The UK is fostering a generation of young people unable to leave home owing to high house prices who, just as many of them manage to save the deposit to buy their own place, will then become responsible for the care of parents they’re living with, according to research from O2 Health. Lack of funds to buy will be quickly replaced with conscience as less social care is available for mum and dad.
Official statistics show about three million adults aged between 20 and 34 still live with a parent or parents. Meanwhile, one in five of us will become a carer of a parent or parents at some point in our lives. That means there are potentially 600,000 Brits who will be living with and then caring for mum and dad.
The research coincides with the availability of O2 Health’s new mobile care service, Help at Hand, nationwide at Tesco. It aims to help the elderly, ill and vulnerable remain independent from carers for longer.
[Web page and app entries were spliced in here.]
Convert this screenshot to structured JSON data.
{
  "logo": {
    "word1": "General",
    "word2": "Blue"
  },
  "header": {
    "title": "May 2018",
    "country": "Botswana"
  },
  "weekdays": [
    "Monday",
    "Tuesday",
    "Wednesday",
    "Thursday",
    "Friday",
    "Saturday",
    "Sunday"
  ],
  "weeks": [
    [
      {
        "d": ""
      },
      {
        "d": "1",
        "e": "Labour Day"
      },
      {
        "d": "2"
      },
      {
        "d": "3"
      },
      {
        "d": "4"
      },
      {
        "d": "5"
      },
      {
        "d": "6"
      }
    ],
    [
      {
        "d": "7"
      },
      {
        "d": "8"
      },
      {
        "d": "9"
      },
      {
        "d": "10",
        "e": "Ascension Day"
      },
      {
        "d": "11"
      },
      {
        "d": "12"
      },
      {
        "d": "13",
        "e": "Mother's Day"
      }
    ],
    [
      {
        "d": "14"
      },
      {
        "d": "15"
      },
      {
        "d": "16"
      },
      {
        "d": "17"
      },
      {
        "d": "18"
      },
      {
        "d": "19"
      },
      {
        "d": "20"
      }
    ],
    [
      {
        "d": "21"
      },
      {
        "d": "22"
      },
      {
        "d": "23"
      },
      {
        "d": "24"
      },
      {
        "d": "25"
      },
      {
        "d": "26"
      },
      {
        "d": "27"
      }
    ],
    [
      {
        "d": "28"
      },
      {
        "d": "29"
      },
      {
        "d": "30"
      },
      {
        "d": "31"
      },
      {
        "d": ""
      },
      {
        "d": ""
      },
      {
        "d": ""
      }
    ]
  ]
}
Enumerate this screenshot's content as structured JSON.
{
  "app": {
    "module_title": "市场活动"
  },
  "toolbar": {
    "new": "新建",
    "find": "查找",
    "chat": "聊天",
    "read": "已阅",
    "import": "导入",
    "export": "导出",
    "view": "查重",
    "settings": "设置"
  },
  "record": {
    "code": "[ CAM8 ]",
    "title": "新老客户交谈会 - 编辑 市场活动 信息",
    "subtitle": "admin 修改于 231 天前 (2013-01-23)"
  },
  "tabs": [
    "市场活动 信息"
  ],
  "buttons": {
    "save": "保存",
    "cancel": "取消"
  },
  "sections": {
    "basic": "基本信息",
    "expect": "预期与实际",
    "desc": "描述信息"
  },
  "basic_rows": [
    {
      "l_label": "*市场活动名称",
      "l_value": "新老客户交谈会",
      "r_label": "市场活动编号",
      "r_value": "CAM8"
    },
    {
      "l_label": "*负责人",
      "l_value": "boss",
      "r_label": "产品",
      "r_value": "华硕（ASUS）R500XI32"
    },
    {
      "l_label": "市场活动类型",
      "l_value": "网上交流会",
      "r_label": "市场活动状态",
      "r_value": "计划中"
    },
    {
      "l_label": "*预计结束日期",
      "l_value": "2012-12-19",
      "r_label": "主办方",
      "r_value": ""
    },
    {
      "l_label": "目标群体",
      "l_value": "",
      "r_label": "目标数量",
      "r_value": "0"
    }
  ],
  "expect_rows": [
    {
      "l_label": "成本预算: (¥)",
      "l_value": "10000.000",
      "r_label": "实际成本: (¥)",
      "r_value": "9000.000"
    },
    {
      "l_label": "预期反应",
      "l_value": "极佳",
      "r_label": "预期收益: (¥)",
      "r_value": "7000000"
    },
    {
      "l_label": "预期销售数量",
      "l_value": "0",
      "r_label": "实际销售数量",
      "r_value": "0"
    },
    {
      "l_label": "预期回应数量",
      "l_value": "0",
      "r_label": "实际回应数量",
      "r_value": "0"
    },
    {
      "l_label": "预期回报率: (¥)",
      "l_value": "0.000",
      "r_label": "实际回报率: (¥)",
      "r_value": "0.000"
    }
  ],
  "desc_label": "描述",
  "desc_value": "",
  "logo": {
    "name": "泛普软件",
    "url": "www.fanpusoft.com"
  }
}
On average, young people have to save for a decade before they can afford to buy their first home, which rises to 24 years in London, stopping 20-somethings from flying the nest. This comes at a time when the population is increasingly elderly with 10 million people in the UK over 65 years old. In large parts of the country nearly two-thirds will have developed a long-term health condition such as dementia, heart disease or diabetes by this age. This creates a vicious cycle, keeping grown children in or near to the family home to provide care when they should be moving out or taking advantage of life’s opportunities.
Not only that, but a staggering one in ten of carers say they have had to give up work or are considering doing so in order to fulfill their caring role.
But why do we think the fact that the children remain at home so strange? It was thus until not so long ago when people lived in multi-generational homes, with grandparents, parents, children and grandchildren. It was the norm and normal. The old folks looked after the little ones while the rest got on with making a living.
But that was also the time when everyone worked on the same plot, so to speak, and families not just lived together; they also worked together.
Is it really such a bad thing? Methinks not. It was and still, to some extent, is the common way with and among the Romani community that all the generations, as well as relations, live together and work together.
When it comes to unable to being able, for the younger generation, to move into a home of their own in Britain we have to thank the now deceased Mrs. T. for that who forced the councils to sell homes and to divest themselves of their own housing stock for rent.
We don't need to have more homes to buy; we need homes to rent, in the public sector, at affordable rents so that everyone who wants a home can have one, even though they may not own it.
Renting your home was common in the UK and still is the norm in many other European Union countries, much more than owner-occupied homes, and in many EU countries the rents in the private sector have to be about the same as in the public sector, thus there are homes available, more or less, for all.
All that it boils down to again is that we need a new system, not a new government. The New Labor government that came after Thatcher also did continue the same policies as did her government and its successor one under Major and the Con-Dem coalition is trying its very best to destroy the remainder of everything that was built up after World War Two.